The parade through the city to the racecourse will start at about 8.30am.
There will be a funfair, various stalls and entertainment, including folk singer Benny Graham, on the field throughout the day.
Speeches will be made between 12.15pm and 2.30pm.
The speakers are Bolsover Labour MP Dennis Skinner, Paul Kenny, general secretary of the GMB, Prison Officers Association general secretary Steve Gillan, NUT general secretary Christine Blower, and Mick Whelan, general secretary of ASLEF.
Mr Hopper says Labour leader Ed Miliband was “sounded out” about attending the Gala, but nothing had been heard from him.
The blessing of banners service in Durham Cathedral starts at 3pm.
Delegations from Germany, Ukraine and Ireland are expected to attend.
Details, including events marking the strike anniversary, are at http://www.durhamminers.org
Source – Durham Times, 10 July 2014

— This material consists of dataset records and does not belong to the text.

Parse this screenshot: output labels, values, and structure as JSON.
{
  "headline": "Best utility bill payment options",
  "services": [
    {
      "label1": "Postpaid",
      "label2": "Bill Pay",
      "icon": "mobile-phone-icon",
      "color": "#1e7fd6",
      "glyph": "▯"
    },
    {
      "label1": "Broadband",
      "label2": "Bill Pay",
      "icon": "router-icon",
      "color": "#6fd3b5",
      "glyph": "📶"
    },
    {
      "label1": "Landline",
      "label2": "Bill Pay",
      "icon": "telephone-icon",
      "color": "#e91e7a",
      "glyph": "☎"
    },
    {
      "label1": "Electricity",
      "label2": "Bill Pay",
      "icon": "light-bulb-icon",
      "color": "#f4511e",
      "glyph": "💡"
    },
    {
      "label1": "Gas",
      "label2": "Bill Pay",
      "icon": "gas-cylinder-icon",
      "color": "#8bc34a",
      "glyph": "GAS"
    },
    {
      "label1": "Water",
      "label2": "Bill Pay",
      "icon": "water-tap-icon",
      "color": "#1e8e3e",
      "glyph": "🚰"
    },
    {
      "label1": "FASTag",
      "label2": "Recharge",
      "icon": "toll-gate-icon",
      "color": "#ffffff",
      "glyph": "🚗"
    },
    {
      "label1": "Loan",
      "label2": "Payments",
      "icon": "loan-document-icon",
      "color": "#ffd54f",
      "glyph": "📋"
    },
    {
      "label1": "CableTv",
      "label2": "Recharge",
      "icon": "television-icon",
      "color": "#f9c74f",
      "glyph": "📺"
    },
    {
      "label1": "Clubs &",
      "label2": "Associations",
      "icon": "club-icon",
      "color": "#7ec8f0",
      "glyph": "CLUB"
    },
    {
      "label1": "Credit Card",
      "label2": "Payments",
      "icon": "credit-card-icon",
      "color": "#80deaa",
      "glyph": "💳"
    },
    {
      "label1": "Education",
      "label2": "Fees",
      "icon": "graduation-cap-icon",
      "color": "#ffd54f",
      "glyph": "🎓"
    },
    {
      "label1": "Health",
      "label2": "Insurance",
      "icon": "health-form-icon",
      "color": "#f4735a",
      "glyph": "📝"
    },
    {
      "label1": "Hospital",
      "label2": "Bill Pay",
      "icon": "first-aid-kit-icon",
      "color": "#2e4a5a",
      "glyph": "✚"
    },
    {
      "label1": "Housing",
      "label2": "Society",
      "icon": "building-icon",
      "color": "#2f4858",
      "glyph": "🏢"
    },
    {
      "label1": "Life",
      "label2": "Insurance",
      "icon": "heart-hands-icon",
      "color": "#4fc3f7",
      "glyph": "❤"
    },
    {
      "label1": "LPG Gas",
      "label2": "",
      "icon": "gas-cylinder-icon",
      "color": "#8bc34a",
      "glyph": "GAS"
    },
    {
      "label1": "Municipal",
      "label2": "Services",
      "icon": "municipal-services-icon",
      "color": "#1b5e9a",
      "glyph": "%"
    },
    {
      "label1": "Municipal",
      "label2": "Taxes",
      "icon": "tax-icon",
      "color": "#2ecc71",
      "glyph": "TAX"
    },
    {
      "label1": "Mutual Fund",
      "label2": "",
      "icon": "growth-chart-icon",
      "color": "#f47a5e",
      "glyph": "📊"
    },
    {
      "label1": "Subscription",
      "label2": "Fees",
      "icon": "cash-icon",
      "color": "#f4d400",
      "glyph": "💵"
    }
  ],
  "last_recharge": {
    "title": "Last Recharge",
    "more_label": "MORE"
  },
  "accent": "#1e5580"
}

The 130th Durham Miners’Gala will be tinged with sadness following the deaths of two leading figures of the Labour movement.
The event, on Saturday, July 12, is set to draw thousands of people to the city centre to watch the parade of banners and brass bands.
Tony Benn and Bob Crow, who died within days of each other in March, were popular speakers who appeared several times at the Big Meeting.
Mr Benn, the former veteran Labour MP who renounced his hereditary peerage, spoke at 20 Galas and also attended when he was not one of the speakers.
Mr Crow, general secretary of the RMT transport union, delivered a call from the platform at last year’s Gala for unions to form a new political party to fight for their interests.
Labour leader Ed Milliband once declined a Gala invitation because he didn’t want to share the platform with a “militant’’union leader.
Dave Hopper, secretary of the Durham Miners Association, which organises the event, said: “We will be saying goodbye to those comrades.
“Gresford (the miners’ hymn that is always played at the Gala) this year will have a special significance because we have had a number of funerals of good comrades.”
The 82-year-old former miner, who is renowned for his wit and entertaining speaking style, last addressed the event in 2011.
The line-up is completed by GMB general secretary Paul Kenny and Gala first timers Mick Whelan, general secretary of the rail union ASLEF, Steve Gillan, general secretary of the Prison Officers’ Association, and Christine Blower, general secretary of the National Union of Teachers.
Mr Hopper added: “We have a delegation of miners coming from the Ukraine and we are hoping one of them will say a few words about the very troubled and dangerous situation in that country.”
For details of the Gala and events in the run-up to it visit http://www.durhamminers.org
Source – Durham Times, 02 July 2014